##### Information provided #####
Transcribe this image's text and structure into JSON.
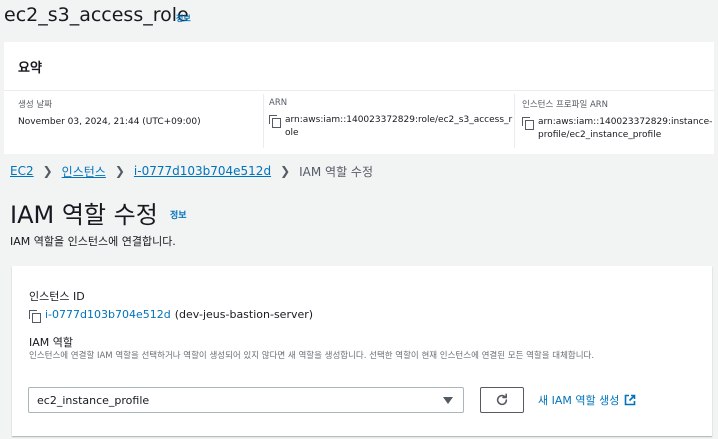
{
  "role": {
    "name": "ec2_s3_access_role",
    "info_label": "정보",
    "summary": {
      "heading": "요약",
      "created_label": "생성 날짜",
      "created_value": "November 03, 2024, 21:44 (UTC+09:00)",
      "arn_label": "ARN",
      "arn_value_line1": "arn:aws:iam::140023372829:role/ec2_s3_access_r",
      "arn_value_line2": "ole",
      "profile_label": "인스턴스 프로파일 ARN",
      "profile_value_line1": "arn:aws:iam::140023372829:instance-",
      "profile_value_line2": "profile/ec2_instance_profile"
    }
  },
  "breadcrumb": {
    "ec2": "EC2",
    "instances": "인스턴스",
    "instance": "i-0777d103b704e512d",
    "current": "IAM 역할 수정"
  },
  "page": {
    "title": "IAM 역할 수정",
    "info_label": "정보",
    "description": "IAM 역할을 인스턴스에 연결합니다."
  },
  "form": {
    "instance_label": "인스턴스 ID",
    "instance_id": "i-0777d103b704e512d",
    "instance_name": "(dev-jeus-bastion-server)",
    "role_label": "IAM 역할",
    "role_description": "인스턴스에 연결할 IAM 역할을 선택하거나 역할이 생성되어 있지 않다면 새 역할을 생성합니다. 선택한 역할이 현재 인스턴스에 연결된 모든 역할을 대체합니다.",
    "selected_role": "ec2_instance_profile",
    "create_role_label": "새 IAM 역할 생성"
  },
  "colors": {
    "link": "#0073bb",
    "background": "#f2f3f3",
    "text": "#16191f",
    "muted": "#545b64"
  },
  "icons": [
    "copy-icon",
    "chevron-right-icon",
    "caret-down-icon",
    "refresh-icon",
    "external-link-icon"
  ]
}
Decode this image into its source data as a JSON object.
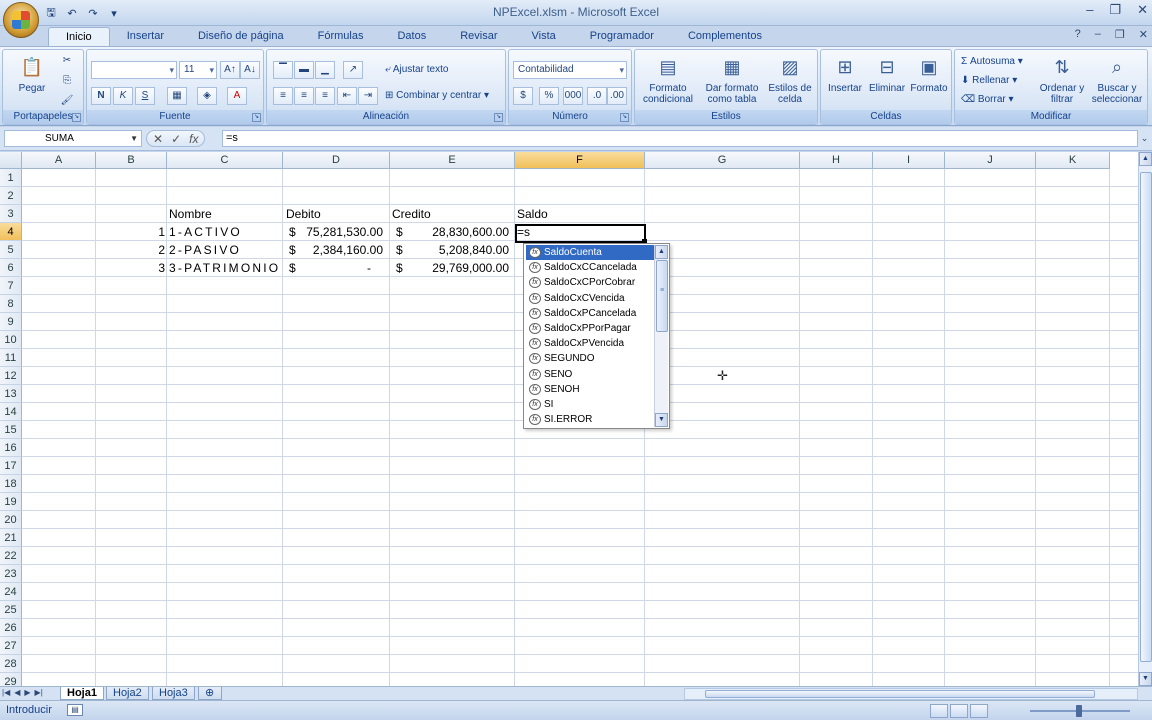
{
  "app": {
    "title": "NPExcel.xlsm - Microsoft Excel",
    "qat": [
      "save-icon",
      "undo-icon",
      "redo-icon",
      "customize-icon"
    ]
  },
  "tabs": [
    "Inicio",
    "Insertar",
    "Diseño de página",
    "Fórmulas",
    "Datos",
    "Revisar",
    "Vista",
    "Programador",
    "Complementos"
  ],
  "active_tab": "Inicio",
  "ribbon": {
    "portapapeles": {
      "label": "Portapapeles",
      "pegar": "Pegar"
    },
    "fuente": {
      "label": "Fuente",
      "font_name": "",
      "font_size": "11",
      "bold": "N",
      "italic": "K",
      "underline": "S"
    },
    "alineacion": {
      "label": "Alineación",
      "ajustar": "Ajustar texto",
      "combinar": "Combinar y centrar"
    },
    "numero": {
      "label": "Número",
      "format": "Contabilidad",
      "currency": "$",
      "percent": "%",
      "thousands": "000"
    },
    "estilos": {
      "label": "Estilos",
      "formato_condicional": "Formato condicional",
      "dar_formato": "Dar formato como tabla",
      "estilos_celda": "Estilos de celda"
    },
    "celdas": {
      "label": "Celdas",
      "insertar": "Insertar",
      "eliminar": "Eliminar",
      "formato": "Formato"
    },
    "modificar": {
      "label": "Modificar",
      "autosuma": "Autosuma",
      "rellenar": "Rellenar",
      "borrar": "Borrar",
      "ordenar": "Ordenar y filtrar",
      "buscar": "Buscar y seleccionar"
    }
  },
  "formula_bar": {
    "name_box": "SUMA",
    "formula": "=s"
  },
  "columns": [
    "A",
    "B",
    "C",
    "D",
    "E",
    "F",
    "G",
    "H",
    "I",
    "J",
    "K"
  ],
  "selected_column": "F",
  "rows": [
    "1",
    "2",
    "3",
    "4",
    "5",
    "6",
    "7",
    "8",
    "9",
    "10",
    "11",
    "12",
    "13",
    "14",
    "15",
    "16",
    "17",
    "18",
    "19",
    "20",
    "21",
    "22",
    "23",
    "24",
    "25",
    "26",
    "27",
    "28",
    "29"
  ],
  "selected_row": "4",
  "sheet": {
    "headers": {
      "nombre": "Nombre",
      "debito": "Debito",
      "credito": "Credito",
      "saldo": "Saldo"
    },
    "data": [
      {
        "num": "1",
        "nombre": "1-ACTIVO",
        "cur_d": "$",
        "debito": "75,281,530.00",
        "cur_c": "$",
        "credito": "28,830,600.00"
      },
      {
        "num": "2",
        "nombre": "2-PASIVO",
        "cur_d": "$",
        "debito": "2,384,160.00",
        "cur_c": "$",
        "credito": "5,208,840.00"
      },
      {
        "num": "3",
        "nombre": "3-PATRIMONIO",
        "cur_d": "$",
        "debito": "-",
        "cur_c": "$",
        "credito": "29,769,000.00"
      }
    ],
    "active_cell_text": "=s"
  },
  "autocomplete": [
    "SaldoCuenta",
    "SaldoCxCCancelada",
    "SaldoCxCPorCobrar",
    "SaldoCxCVencida",
    "SaldoCxPCancelada",
    "SaldoCxPPorPagar",
    "SaldoCxPVencida",
    "SEGUNDO",
    "SENO",
    "SENOH",
    "SI",
    "SI.ERROR"
  ],
  "sheet_tabs": [
    "Hoja1",
    "Hoja2",
    "Hoja3"
  ],
  "active_sheet": "Hoja1",
  "status": {
    "mode": "Introducir"
  }
}
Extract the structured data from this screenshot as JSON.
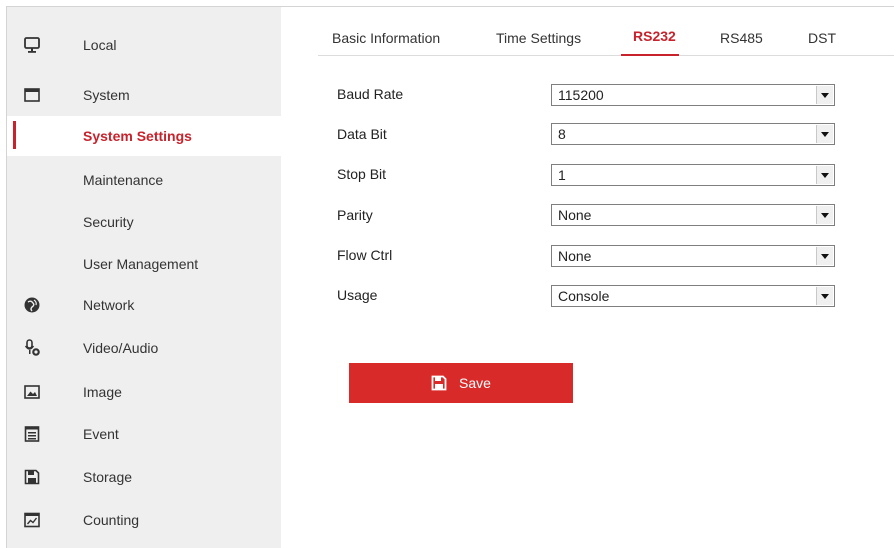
{
  "sidebar": {
    "items": [
      {
        "label": "Local",
        "icon": "monitor-icon"
      },
      {
        "label": "System",
        "icon": "window-icon"
      },
      {
        "label": "System Settings",
        "active": true
      },
      {
        "label": "Maintenance"
      },
      {
        "label": "Security"
      },
      {
        "label": "User Management"
      },
      {
        "label": "Network",
        "icon": "globe-icon"
      },
      {
        "label": "Video/Audio",
        "icon": "microphone-camera-icon"
      },
      {
        "label": "Image",
        "icon": "image-icon"
      },
      {
        "label": "Event",
        "icon": "event-list-icon"
      },
      {
        "label": "Storage",
        "icon": "floppy-icon"
      },
      {
        "label": "Counting",
        "icon": "counting-chart-icon"
      }
    ]
  },
  "tabs": [
    {
      "label": "Basic Information"
    },
    {
      "label": "Time Settings"
    },
    {
      "label": "RS232",
      "active": true
    },
    {
      "label": "RS485"
    },
    {
      "label": "DST"
    }
  ],
  "form": {
    "fields": [
      {
        "label": "Baud Rate",
        "value": "115200"
      },
      {
        "label": "Data Bit",
        "value": "8"
      },
      {
        "label": "Stop Bit",
        "value": "1"
      },
      {
        "label": "Parity",
        "value": "None"
      },
      {
        "label": "Flow Ctrl",
        "value": "None"
      },
      {
        "label": "Usage",
        "value": "Console"
      }
    ]
  },
  "save_button": {
    "label": "Save",
    "icon": "floppy-icon"
  },
  "colors": {
    "accent": "#c8232c",
    "save_bg": "#d92a2a",
    "sidebar_bg": "#efefef"
  }
}
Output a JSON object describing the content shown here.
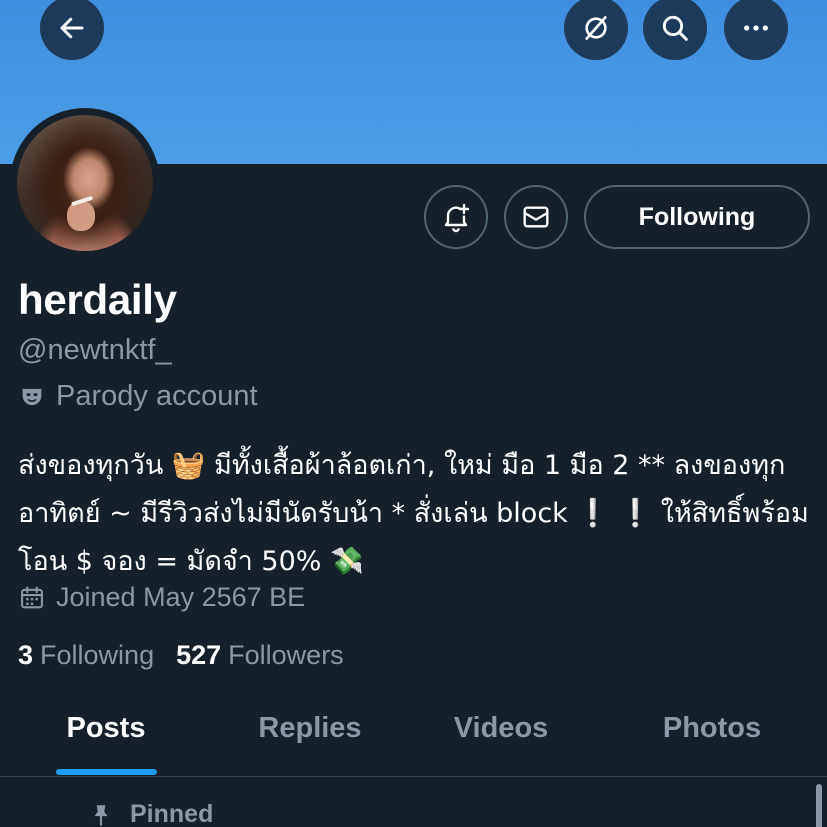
{
  "header": {
    "back_icon": "arrow-left-icon",
    "translate_icon": "translate-off-icon",
    "search_icon": "search-icon",
    "more_icon": "more-horizontal-icon",
    "banner_color": "#4c9ee6"
  },
  "profile": {
    "avatar_icon": "avatar-photo",
    "display_name": "herdaily",
    "handle": "@newtnktf_",
    "parody_label": "Parody account",
    "bio": "ส่งของทุกวัน 🧺 มีทั้งเสื้อผ้าล้อตเก่า, ใหม่ มือ 1 มือ 2 ** ลงของทุกอาทิตย์ ~ มีรีวิวส่งไม่มีนัดรับน้า * สั่งเล่น block ❕ ❕ ให้สิทธิ์พร้อมโอน $ จอง = มัดจำ 50% 💸",
    "joined": "Joined May 2567 BE",
    "following_count": "3",
    "following_label": "Following",
    "followers_count": "527",
    "followers_label": "Followers"
  },
  "actions": {
    "notify_icon": "bell-plus-icon",
    "message_icon": "envelope-icon",
    "following_button": "Following"
  },
  "tabs": [
    {
      "label": "Posts",
      "active": true
    },
    {
      "label": "Replies",
      "active": false
    },
    {
      "label": "Videos",
      "active": false
    },
    {
      "label": "Photos",
      "active": false
    }
  ],
  "pinned": {
    "label": "Pinned",
    "icon": "pin-icon"
  },
  "colors": {
    "background": "#15202b",
    "accent": "#1d9bf0",
    "muted_text": "#8b98a5",
    "border": "#536471"
  }
}
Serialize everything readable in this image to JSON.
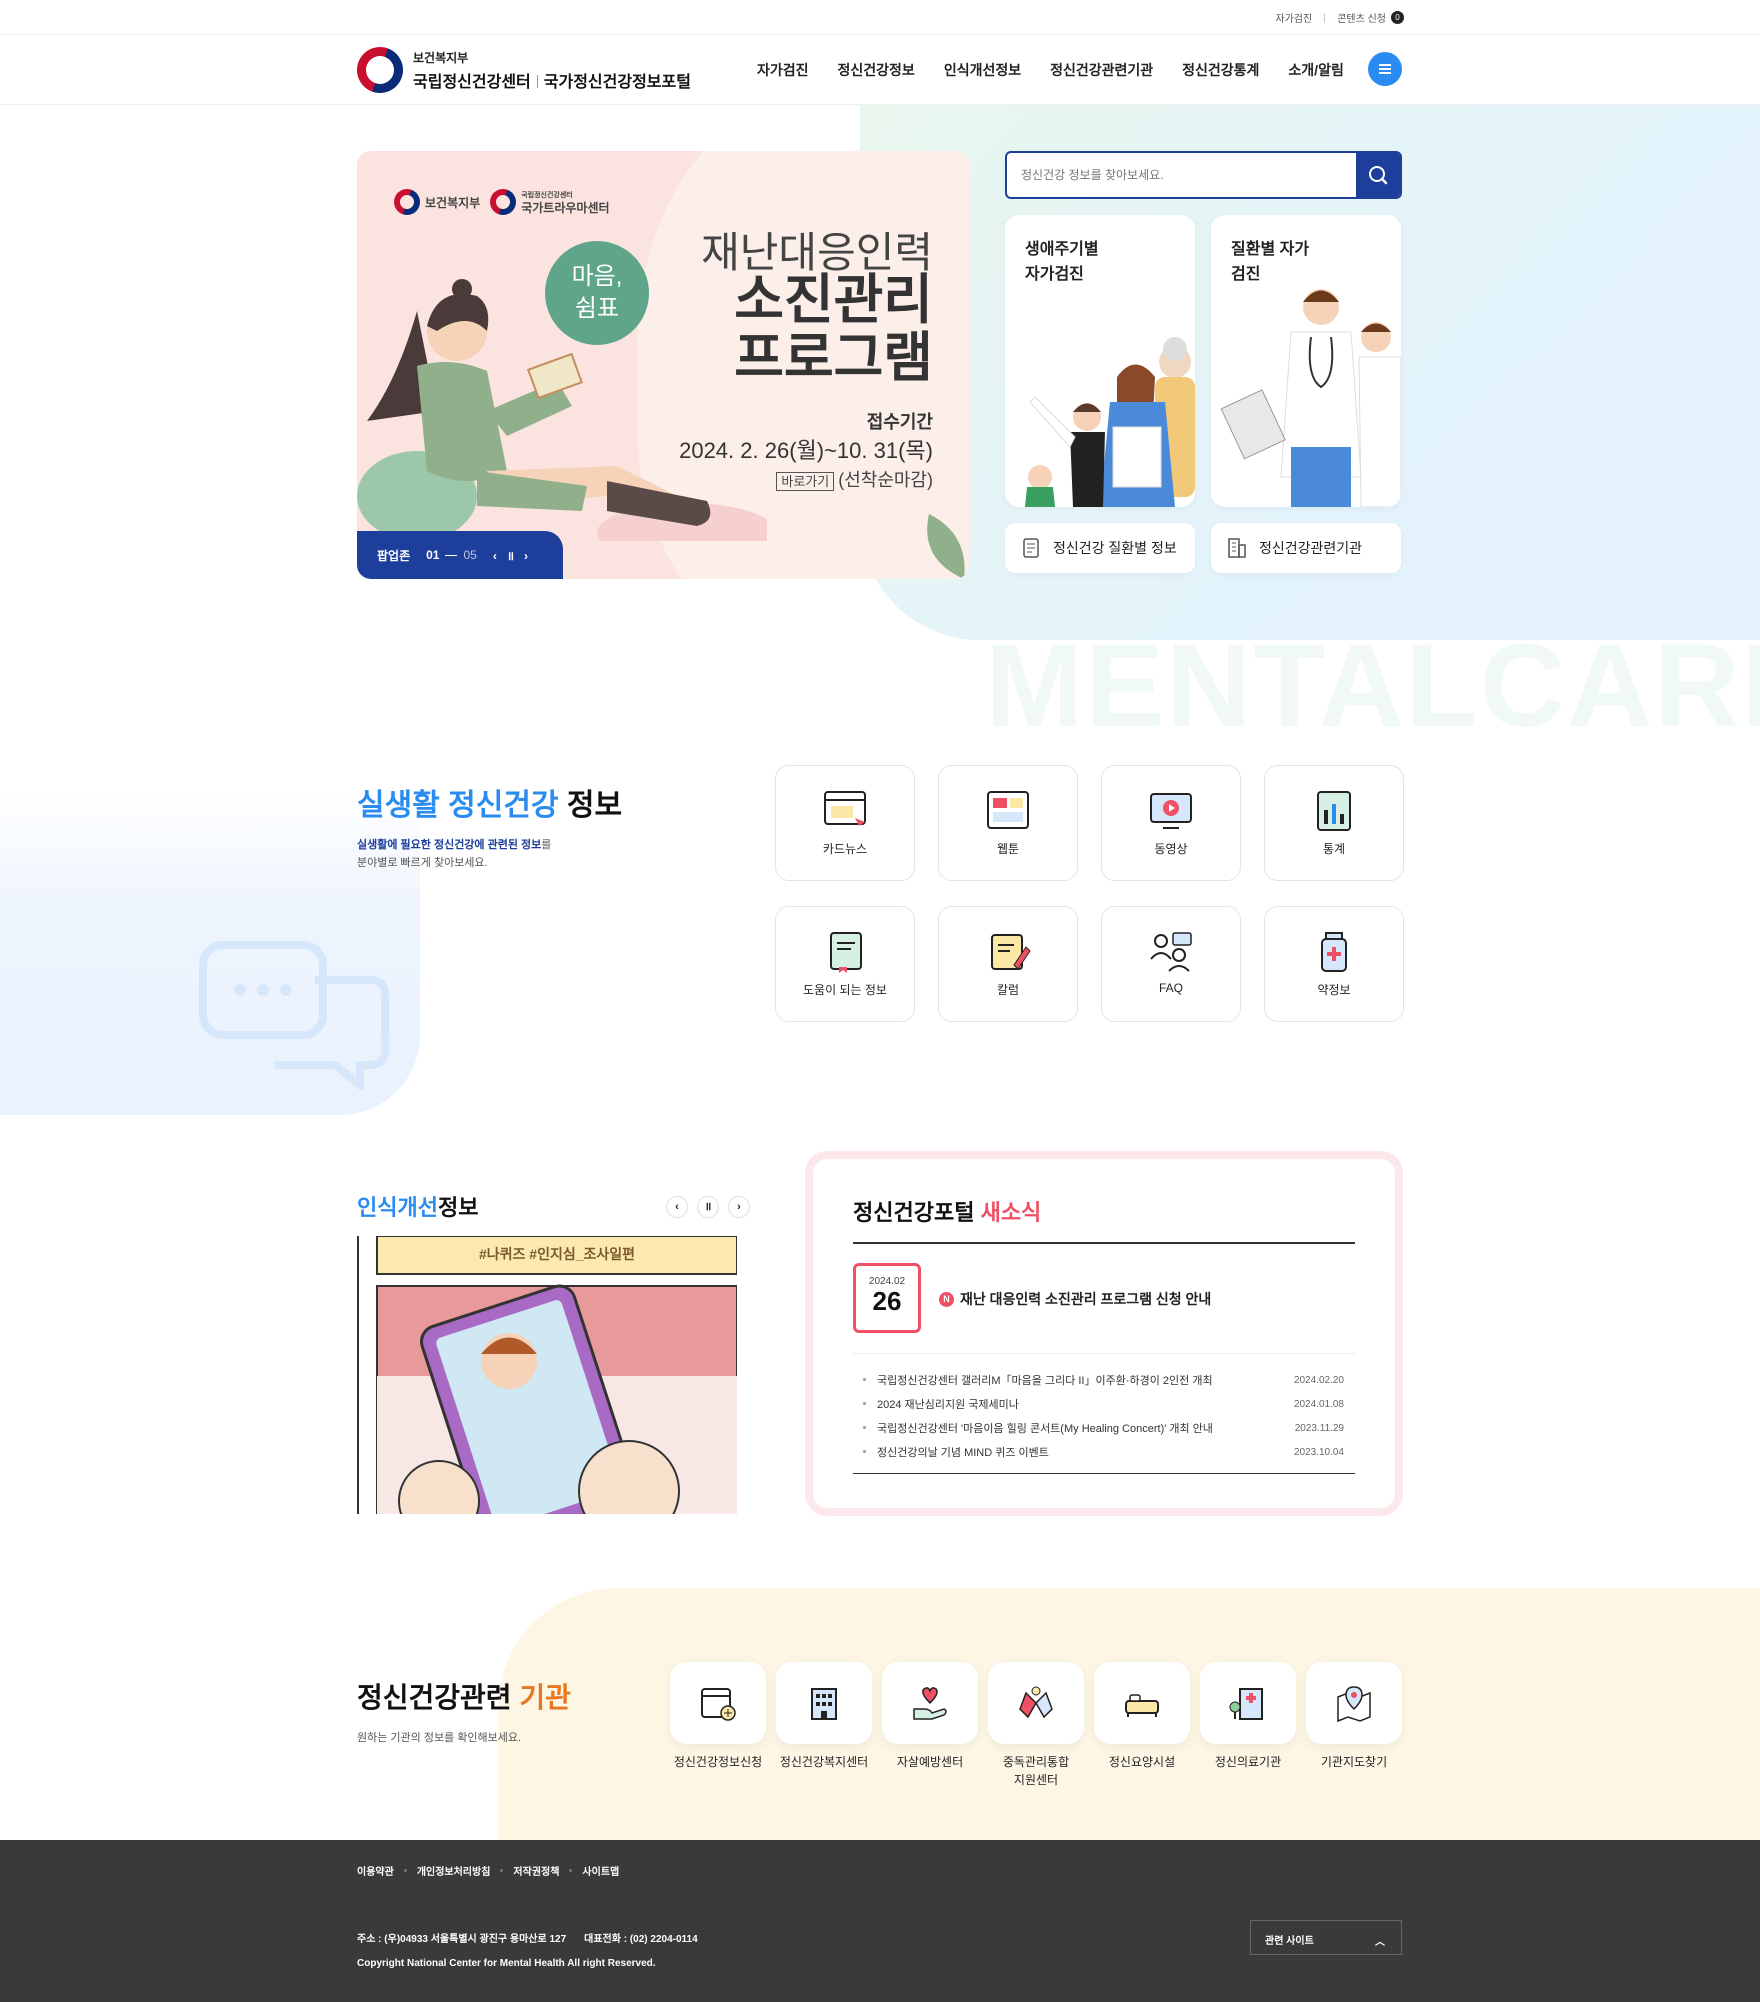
{
  "util": {
    "self_check": "자가검진",
    "content_request": "콘텐츠 신청",
    "content_count": "0"
  },
  "header": {
    "ministry": "보건복지부",
    "center_name": "국립정신건강센터",
    "portal_name": "국가정신건강정보포털",
    "nav": [
      "자가검진",
      "정신건강정보",
      "인식개선정보",
      "정신건강관련기관",
      "정신건강통계",
      "소개/알림"
    ]
  },
  "banner": {
    "logo1": "보건복지부",
    "logo2_small": "국립정신건강센터",
    "logo2": "국가트라우마센터",
    "bubble": "마음,\n쉼표",
    "title_line1": "재난대응인력",
    "title_line2": "소진관리",
    "title_line3": "프로그램",
    "period_label": "접수기간",
    "period": "2024. 2. 26(월)~10. 31(목)",
    "go_label": "바로가기",
    "note": "(선착순마감)",
    "popup_label": "팝업존",
    "current": "01",
    "total": "05"
  },
  "search": {
    "placeholder": "정신건강 정보를 찾아보세요."
  },
  "cards": [
    {
      "title": "생애주기별 자가검진"
    },
    {
      "title": "질환별 자가검진"
    }
  ],
  "quick_links": [
    "정신건강 질환별 정보",
    "정신건강관련기관"
  ],
  "watermark": "MENTALCARE",
  "life": {
    "title_blue": "실생활 정신건강",
    "title_rest": " 정보",
    "desc_bold": "실생활에 필요한 정신건강에 관련된 정보",
    "desc_rest1": "를",
    "desc_line2": "분야별로 빠르게 찾아보세요.",
    "tiles": [
      "카드뉴스",
      "웹툰",
      "동영상",
      "통계",
      "도움이 되는 정보",
      "칼럼",
      "FAQ",
      "약정보"
    ]
  },
  "awareness": {
    "title_blue": "인식개선",
    "title_rest": "정보",
    "comic_caption": "#나퀴즈 #인지심_조사일편"
  },
  "news": {
    "title": "정신건강포털",
    "title_red": "새소식",
    "featured_ym": "2024.02",
    "featured_day": "26",
    "featured_badge": "N",
    "featured_title": "재난 대응인력 소진관리 프로그램 신청 안내",
    "items": [
      {
        "title": "국립정신건강센터 갤러리M「마음을 그리다 II」이주환·하경이 2인전 개최",
        "date": "2024.02.20"
      },
      {
        "title": "2024 재난심리지원 국제세미나",
        "date": "2024.01.08"
      },
      {
        "title": "국립정신건강센터 '마음이음 힐링 콘서트(My Healing Concert)' 개최 안내",
        "date": "2023.11.29"
      },
      {
        "title": "정신건강의날 기념 MIND 퀴즈 이벤트",
        "date": "2023.10.04"
      }
    ]
  },
  "institutions": {
    "title": "정신건강관련",
    "title_orange": "기관",
    "desc": "원하는 기관의 정보를 확인해보세요.",
    "items": [
      "정신건강정보신청",
      "정신건강복지센터",
      "자살예방센터",
      "중독관리통합\n지원센터",
      "정신요양시설",
      "정신의료기관",
      "기관지도찾기"
    ]
  },
  "footer": {
    "links": [
      "이용약관",
      "개인정보처리방침",
      "저작권정책",
      "사이트맵"
    ],
    "address": "주소 : (우)04933 서울특별시 광진구 용마산로 127",
    "phone": "대표전화 : (02) 2204-0114",
    "copyright": "Copyright National Center for Mental Health All right Reserved.",
    "related_sites": "관련 사이트"
  }
}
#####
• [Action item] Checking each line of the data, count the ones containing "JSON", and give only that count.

• [Output for this exercise] 5